- **About this task**: Give back every record exactly as written.

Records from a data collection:
──────
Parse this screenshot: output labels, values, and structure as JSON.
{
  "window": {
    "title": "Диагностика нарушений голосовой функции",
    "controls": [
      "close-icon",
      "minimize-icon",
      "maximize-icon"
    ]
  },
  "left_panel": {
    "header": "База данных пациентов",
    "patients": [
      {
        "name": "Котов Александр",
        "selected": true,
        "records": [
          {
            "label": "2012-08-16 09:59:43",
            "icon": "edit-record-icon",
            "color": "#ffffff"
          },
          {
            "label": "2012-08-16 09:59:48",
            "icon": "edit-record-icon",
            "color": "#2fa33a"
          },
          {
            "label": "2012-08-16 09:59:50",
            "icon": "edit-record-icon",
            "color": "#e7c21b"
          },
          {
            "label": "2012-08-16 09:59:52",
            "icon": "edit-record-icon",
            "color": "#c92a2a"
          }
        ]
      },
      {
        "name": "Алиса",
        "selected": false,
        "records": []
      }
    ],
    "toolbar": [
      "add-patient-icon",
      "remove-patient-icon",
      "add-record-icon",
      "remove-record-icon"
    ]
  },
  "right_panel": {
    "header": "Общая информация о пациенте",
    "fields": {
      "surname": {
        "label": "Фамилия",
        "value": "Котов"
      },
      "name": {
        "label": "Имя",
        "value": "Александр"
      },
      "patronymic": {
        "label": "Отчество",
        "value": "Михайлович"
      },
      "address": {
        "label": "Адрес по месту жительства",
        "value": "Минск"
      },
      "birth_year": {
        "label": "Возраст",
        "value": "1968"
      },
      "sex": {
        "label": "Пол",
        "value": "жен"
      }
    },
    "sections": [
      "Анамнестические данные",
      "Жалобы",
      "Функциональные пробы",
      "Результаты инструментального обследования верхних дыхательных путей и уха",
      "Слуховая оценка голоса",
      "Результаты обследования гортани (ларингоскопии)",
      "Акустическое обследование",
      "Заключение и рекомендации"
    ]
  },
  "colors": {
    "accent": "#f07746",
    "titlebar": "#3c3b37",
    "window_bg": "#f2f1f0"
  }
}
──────
- **Task solution**:
Parse this screenshot: output labels, values, and structure as JSON.
{
  "window": {
    "title": "Диагностика нарушений голосовой функции",
    "controls": [
      "close-icon",
      "minimize-icon",
      "maximize-icon"
    ]
  },
  "left_panel": {
    "header": "База данных пациентов",
    "patients": [
      {
        "name": "Котов Александр",
        "selected": true,
        "records": [
          {
            "label": "2012-08-16 09:59:43",
            "icon": "edit-record-icon",
            "color": "#ffffff"
          },
          {
            "label": "2012-08-16 09:59:48",
            "icon": "edit-record-icon",
            "color": "#2fa33a"
          },
          {
            "label": "2012-08-16 09:59:50",
            "icon": "edit-record-icon",
            "color": "#e7c21b"
          },
          {
            "label": "2012-08-16 09:59:52",
            "icon": "edit-record-icon",
            "color": "#c92a2a"
          }
        ]
      },
      {
        "name": "Алиса",
        "selected": false,
        "records": []
      }
    ],
    "toolbar": [
      "add-patient-icon",
      "remove-patient-icon",
      "add-record-icon",
      "remove-record-icon"
    ]
  },
  "right_panel": {
    "header": "Общая информация о пациенте",
    "fields": {
      "surname": {
        "label": "Фамилия",
        "value": "Котов"
      },
      "name": {
        "label": "Имя",
        "value": "Александр"
      },
      "patronymic": {
        "label": "Отчество",
        "value": "Михайлович"
      },
      "address": {
        "label": "Адрес по месту жительства",
        "value": "Минск"
      },
      "birth_year": {
        "label": "Возраст",
        "value": "1968"
      },
      "sex": {
        "label": "Пол",
        "value": "жен"
      }
    },
    "sections": [
      "Анамнестические данные",
      "Жалобы",
      "Функциональные пробы",
      "Результаты инструментального обследования верхних дыхательных путей и уха",
      "Слуховая оценка голоса",
      "Результаты обследования гортани (ларингоскопии)",
      "Акустическое обследование",
      "Заключение и рекомендации"
    ]
  },
  "colors": {
    "accent": "#f07746",
    "titlebar": "#3c3b37",
    "window_bg": "#f2f1f0"
  }
}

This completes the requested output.